On its 1961 Geneva Show debut the E-Type caused a sensation, with all the promise of its looks confirmed by independent road test results that not only recorded a 150mph top speed, but also 0-60mph and 0-l00mph in 6.9 and 16.2 seconds respectively; fast indeed, and the match of any exotic thoroughbred then available, combined with superb road-holding and remarkable docility.
One of the greatest post-war sports cars, Jaguar’s E-Type made immediate headlines on its launch in March 1961. Here was a sleek and beautiful 150mph car with a competition pedigree that could be bought for just over €2,000 almost half the cost of an Aston Martin or Ferrari.
A direct descendant of the XK120 and competition C and D-Type models that so dominated fifties sports car racing, the E-Type shared its 265bhp 3.8 litre twin-cam straight-six engine with the XK150 ‘S’, mated to a Moss four-speed gearbox with synchromesh on the top three ratios. Beneath the William Lyons/Malcolm Sayer-styled body, available in either closed or roadster form, the steel monocoque chassis sported all-independent suspension and four-wheel disc brakes, mounted inboard at the back.
Sold new to Germany through Peter Linder, famous for having the Linder-Knocker Low Drag Coupe built this matching numbers flat floor roadster was sold new to Gunter Groner. The car was then sold to a US serviceman John Hogen who bought it from him and took it with him back to Minnesota. Hogen then traded the car for some specialist farm equipment, and that owner sold the car to the last now retired surgeon owner in the 1980’s. The car changed hands in May 1990 to Dr Paul Delong in Lowa before being repatriated back to European shores.
Supplied with its original special purpose built Knockoffs, and fitted with a very rare early steering wheel it displays 69,000 km which is believed to be correct. Copies of the paperwork are on file and the car is offered with UK V5 registration.

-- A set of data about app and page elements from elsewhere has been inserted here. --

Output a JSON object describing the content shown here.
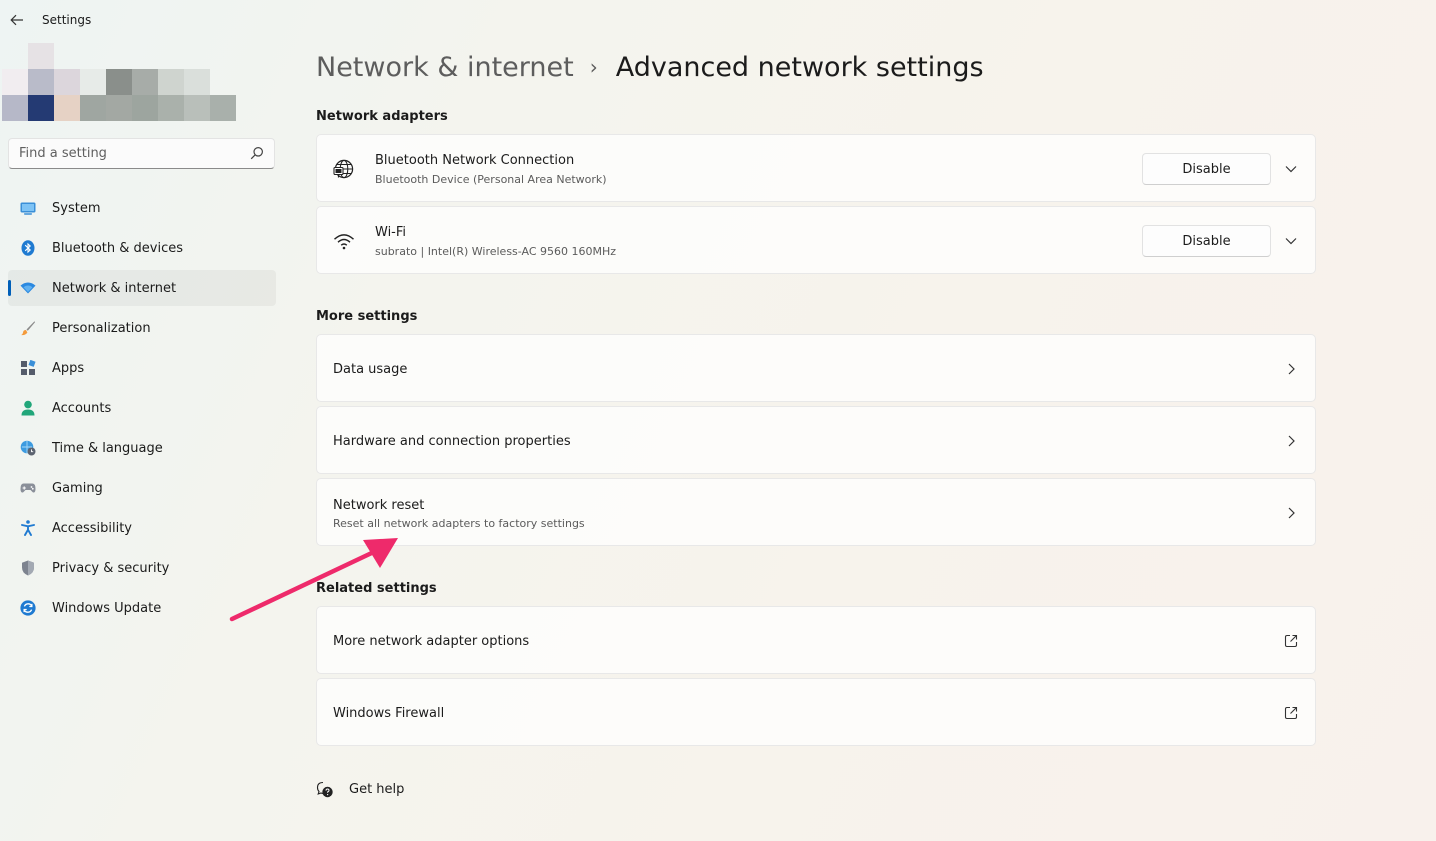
{
  "app": {
    "title": "Settings"
  },
  "search": {
    "placeholder": "Find a setting"
  },
  "sidebar": {
    "items": [
      {
        "label": "System",
        "icon": "system-icon"
      },
      {
        "label": "Bluetooth & devices",
        "icon": "bluetooth-icon"
      },
      {
        "label": "Network & internet",
        "icon": "network-icon",
        "active": true
      },
      {
        "label": "Personalization",
        "icon": "brush-icon"
      },
      {
        "label": "Apps",
        "icon": "apps-icon"
      },
      {
        "label": "Accounts",
        "icon": "person-icon"
      },
      {
        "label": "Time & language",
        "icon": "globe-clock-icon"
      },
      {
        "label": "Gaming",
        "icon": "gamepad-icon"
      },
      {
        "label": "Accessibility",
        "icon": "accessibility-icon"
      },
      {
        "label": "Privacy & security",
        "icon": "shield-icon"
      },
      {
        "label": "Windows Update",
        "icon": "refresh-icon"
      }
    ]
  },
  "breadcrumb": {
    "parent": "Network & internet",
    "separator": "›",
    "current": "Advanced network settings"
  },
  "adapters": {
    "heading": "Network adapters",
    "items": [
      {
        "title": "Bluetooth Network Connection",
        "subtitle": "Bluetooth Device (Personal Area Network)",
        "button": "Disable",
        "icon": "ethernet-globe-icon"
      },
      {
        "title": "Wi-Fi",
        "subtitle": "subrato | Intel(R) Wireless-AC 9560 160MHz",
        "button": "Disable",
        "icon": "wifi-icon"
      }
    ]
  },
  "more_settings": {
    "heading": "More settings",
    "items": [
      {
        "title": "Data usage"
      },
      {
        "title": "Hardware and connection properties"
      },
      {
        "title": "Network reset",
        "subtitle": "Reset all network adapters to factory settings"
      }
    ]
  },
  "related": {
    "heading": "Related settings",
    "items": [
      {
        "title": "More network adapter options"
      },
      {
        "title": "Windows Firewall"
      }
    ]
  },
  "help": {
    "label": "Get help"
  },
  "colors": {
    "accent": "#005fb8",
    "annotation_arrow": "#ee2a6b"
  }
}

The subject of much recent work by UK specialists, this wonderful restored etype has had much recent expenditure. This includes a mechanical engine and gearbox rebuild, new suspension and braking systems and is reported to drive very well indeed. Bodily the car was subject to a repaint and is presented in excellent overall condition. These models are rare at the best of times, let alone one that has been restored to this standard.